(GIVEN ENTRIES)
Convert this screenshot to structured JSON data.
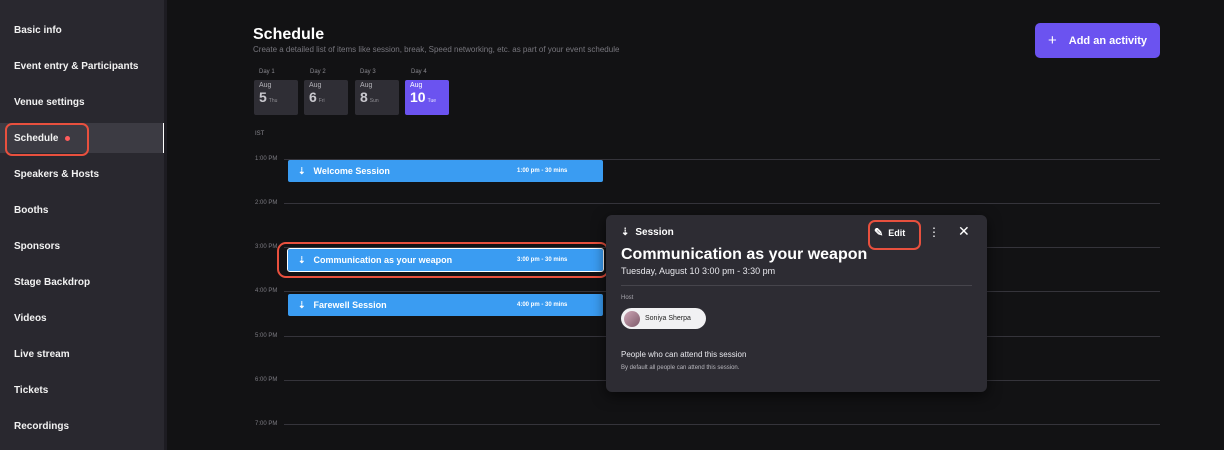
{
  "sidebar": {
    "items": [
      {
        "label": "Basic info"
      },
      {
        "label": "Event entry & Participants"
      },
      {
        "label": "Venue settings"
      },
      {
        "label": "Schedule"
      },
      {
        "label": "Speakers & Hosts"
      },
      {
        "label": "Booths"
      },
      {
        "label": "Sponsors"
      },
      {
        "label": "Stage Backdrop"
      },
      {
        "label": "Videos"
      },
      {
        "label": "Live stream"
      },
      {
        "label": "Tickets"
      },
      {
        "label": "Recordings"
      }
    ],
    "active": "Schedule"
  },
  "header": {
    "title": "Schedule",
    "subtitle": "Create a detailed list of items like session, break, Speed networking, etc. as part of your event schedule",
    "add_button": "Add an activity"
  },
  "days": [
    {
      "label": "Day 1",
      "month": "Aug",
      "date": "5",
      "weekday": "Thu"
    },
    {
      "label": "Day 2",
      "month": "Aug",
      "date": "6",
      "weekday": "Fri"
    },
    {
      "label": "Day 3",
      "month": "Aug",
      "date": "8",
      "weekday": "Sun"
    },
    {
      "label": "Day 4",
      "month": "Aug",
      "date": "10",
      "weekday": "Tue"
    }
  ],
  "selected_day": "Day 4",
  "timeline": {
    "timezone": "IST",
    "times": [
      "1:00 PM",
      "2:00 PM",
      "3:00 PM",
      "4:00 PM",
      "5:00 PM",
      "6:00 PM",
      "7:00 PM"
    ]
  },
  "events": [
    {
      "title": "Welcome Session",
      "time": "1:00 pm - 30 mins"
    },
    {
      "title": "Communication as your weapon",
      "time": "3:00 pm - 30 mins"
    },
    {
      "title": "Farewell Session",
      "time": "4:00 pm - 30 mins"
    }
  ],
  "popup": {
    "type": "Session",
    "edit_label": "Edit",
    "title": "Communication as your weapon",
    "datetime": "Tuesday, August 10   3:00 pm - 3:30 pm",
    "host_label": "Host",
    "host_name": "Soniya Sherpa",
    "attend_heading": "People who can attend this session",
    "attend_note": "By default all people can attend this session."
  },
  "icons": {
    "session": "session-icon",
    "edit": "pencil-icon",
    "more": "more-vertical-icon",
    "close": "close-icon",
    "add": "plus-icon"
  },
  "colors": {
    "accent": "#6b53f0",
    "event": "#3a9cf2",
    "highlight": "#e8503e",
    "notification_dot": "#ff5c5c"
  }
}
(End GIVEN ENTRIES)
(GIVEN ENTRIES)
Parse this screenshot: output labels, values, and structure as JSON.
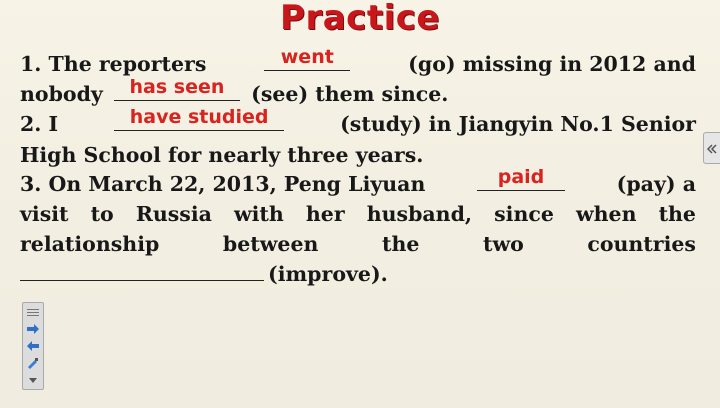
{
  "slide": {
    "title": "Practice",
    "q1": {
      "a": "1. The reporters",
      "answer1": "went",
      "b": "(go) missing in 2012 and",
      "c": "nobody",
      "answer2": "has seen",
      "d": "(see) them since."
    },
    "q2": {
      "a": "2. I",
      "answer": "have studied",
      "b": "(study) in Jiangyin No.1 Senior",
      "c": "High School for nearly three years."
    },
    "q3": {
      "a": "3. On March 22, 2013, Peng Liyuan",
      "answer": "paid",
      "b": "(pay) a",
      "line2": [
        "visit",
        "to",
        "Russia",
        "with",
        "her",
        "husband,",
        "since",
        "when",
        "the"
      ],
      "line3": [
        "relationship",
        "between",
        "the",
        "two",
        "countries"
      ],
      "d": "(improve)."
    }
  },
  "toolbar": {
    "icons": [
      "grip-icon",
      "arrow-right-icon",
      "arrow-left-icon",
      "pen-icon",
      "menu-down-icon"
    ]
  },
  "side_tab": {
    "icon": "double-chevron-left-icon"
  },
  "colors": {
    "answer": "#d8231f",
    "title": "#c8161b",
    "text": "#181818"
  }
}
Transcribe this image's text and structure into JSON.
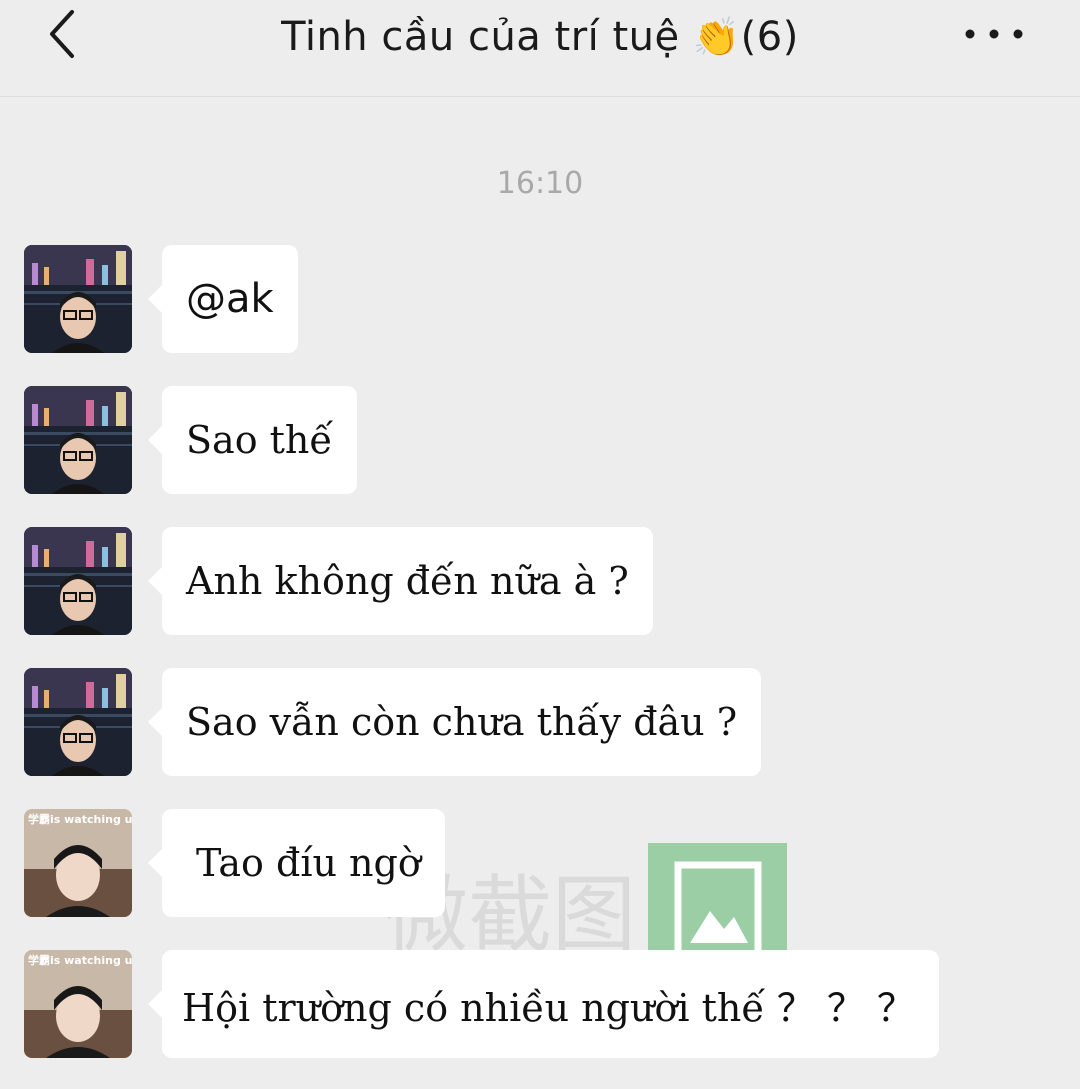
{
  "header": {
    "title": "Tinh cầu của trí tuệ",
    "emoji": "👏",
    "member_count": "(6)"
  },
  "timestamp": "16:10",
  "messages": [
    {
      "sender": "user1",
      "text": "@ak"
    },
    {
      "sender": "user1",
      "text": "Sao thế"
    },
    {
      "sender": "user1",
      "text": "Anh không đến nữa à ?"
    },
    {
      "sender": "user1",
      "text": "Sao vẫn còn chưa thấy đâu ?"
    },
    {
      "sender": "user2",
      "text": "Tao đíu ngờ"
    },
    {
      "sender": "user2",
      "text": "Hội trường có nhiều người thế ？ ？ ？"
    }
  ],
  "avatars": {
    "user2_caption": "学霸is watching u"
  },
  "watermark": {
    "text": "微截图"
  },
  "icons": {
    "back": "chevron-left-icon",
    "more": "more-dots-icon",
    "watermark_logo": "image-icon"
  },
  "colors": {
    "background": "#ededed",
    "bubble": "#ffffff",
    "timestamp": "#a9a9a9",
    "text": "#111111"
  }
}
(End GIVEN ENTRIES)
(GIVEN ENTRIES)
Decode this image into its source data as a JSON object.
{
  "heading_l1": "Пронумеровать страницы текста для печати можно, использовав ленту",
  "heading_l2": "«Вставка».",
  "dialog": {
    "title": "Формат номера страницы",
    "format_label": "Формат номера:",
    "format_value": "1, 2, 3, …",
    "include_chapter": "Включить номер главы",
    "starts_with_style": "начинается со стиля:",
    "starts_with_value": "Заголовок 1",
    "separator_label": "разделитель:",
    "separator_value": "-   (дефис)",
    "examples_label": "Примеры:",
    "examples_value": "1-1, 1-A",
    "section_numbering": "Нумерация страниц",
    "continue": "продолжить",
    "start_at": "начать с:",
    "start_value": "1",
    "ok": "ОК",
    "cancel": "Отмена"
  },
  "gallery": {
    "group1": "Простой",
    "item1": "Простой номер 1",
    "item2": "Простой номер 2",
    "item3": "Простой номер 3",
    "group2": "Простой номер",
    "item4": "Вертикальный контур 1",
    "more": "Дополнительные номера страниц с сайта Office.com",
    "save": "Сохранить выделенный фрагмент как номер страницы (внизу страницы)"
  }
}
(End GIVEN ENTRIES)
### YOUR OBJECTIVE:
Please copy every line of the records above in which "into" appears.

### COMPLETED EXERCISE:
Transcribe this image's text and structure into JSON.
Decode this image into its source data as a JSON object.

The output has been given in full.